Frequently Asked Questions about Types of Hernia

What is the most serious hernia?

  • Most hernia types are serious in presentation and require medical treatment.
  • Incisional hernias are considered to be more serious than other types. This is because they not only present with their own symptoms but also complicate the healing process of the procedure.
  • They also arise from improper wound healing and further the separation of the incision.

However, the most serious type of hernia is a strangulated hernia. This refers to the expulsion of the body organs through the opening, restricting blood flow, and can cause life-threatening situations. People who suffer from strangulated hernia need immediate medical intervention.

Which type of hernia is common in adults?

  • Hernia types differ not only based on age but also based on gender.
  • Generally, Inguinal hernias are the most common in adults with approximately one-third of all hernias being inguinal in origin.

What type of hernia is most common in females?

  • Females are less likely to suffer from a hernia than males. However, an inguinal hernia is more common in females than males.
    • It is the only type of hernia that has a predilection for the female gender.
  • Incisional hernias are a close second common type of hernia, mostly arising from the incisions made during the cesarean birth surgery.

What can be mistaken for a hernia?

  • Hernias often are underdiagnosed in females but at the same time, there are quite a few disorders that may be mistaken for a hernia.
  • A hernia may be misdiagnosed as one of the following problems;
    • Ovarian cyst
    • Endometriosis
    • Ectopic pregnancy
    • Fibroids
    • Adhesions from previous surgeries can also be mistaken for a hernia in women.
  • The vice versa is also very much true for these conditions.

Which type of hernia surgery is best?

  • The best type of surgical hernia repair depends on the hernia itself and it can differ vastly between types of hernia.
  • While abdominal hernia requires an open surgery for best results, inguinal hernia requires a laparoscopic approach to produce the best results.

What happens if a hernia is left untreated?

  • A hernia has no method of reducing naturally and requires medical intervention for proper management and pain relief.
  • If left untreated, hernias grow larger and can begin to compress neighboring structures. This can be life-threatening or at the very least, the cause of serious health complications.
  • If you have a hernia GET TREATMENT.

What are the signs of a hernia in a woman?

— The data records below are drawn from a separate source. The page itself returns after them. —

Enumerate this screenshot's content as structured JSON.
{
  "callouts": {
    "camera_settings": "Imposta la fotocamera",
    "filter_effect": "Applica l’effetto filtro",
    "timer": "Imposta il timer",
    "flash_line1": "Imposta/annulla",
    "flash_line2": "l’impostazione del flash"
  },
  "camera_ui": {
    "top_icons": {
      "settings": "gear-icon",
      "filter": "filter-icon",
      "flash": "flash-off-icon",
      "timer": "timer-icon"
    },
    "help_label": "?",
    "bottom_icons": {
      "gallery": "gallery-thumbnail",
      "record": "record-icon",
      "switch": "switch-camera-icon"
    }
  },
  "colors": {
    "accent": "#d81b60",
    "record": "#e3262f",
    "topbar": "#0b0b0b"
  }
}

  • Hernia in women often presents as pelvic pain, that may exaggerate with pressure.
  • There is often a burning sensation and a bulge accompanying these symptoms. However, it is important to note that a hernia is a silent problem amongst women and timely diagnosis is often difficult.

Can belly fat hide a hernia?

  • Belly fat cannot hide a hernia but it can definitely cause one.
  • Obesity is one of the main risk factors of hernia that people can easily manage.
  • Being overweight or obese, however, has no effect on the symptoms or the treatment modality.

Does a hernia affect bowel movements?

  • Yes, hernias can cause bowel obstruction especially if arising from the small intestines.
  • Hernias, in men, can also extend into the scrotum causing pain and swelling.
  • This also affects the ability of men to urinate easily.
  • At the same time, people complain about straining with defecation while suffering from a hernia.

What does a hernia feel like to touch?

  • A hernia feels like a lump that may bulge more with certain maneuvers such as coughing, laughing, and such.

What is a floating hernia?

  • A floating hernia, more formally known as sliding hiatal hernia, is a type of hernia where the point of meeting between the food pipe and stomach moves through the diaphragm, from the abdominal cavity into the thoracic cavity, right by the lungs.
  • This movement can result in several medical conditions that have long-term complications.

Is hernia surgery considered major surgery?

  • Although the procedure is performed commonly, the procedure is still a major surgery.
  • It requires general anesthesia and often a hospital stay of up to two days.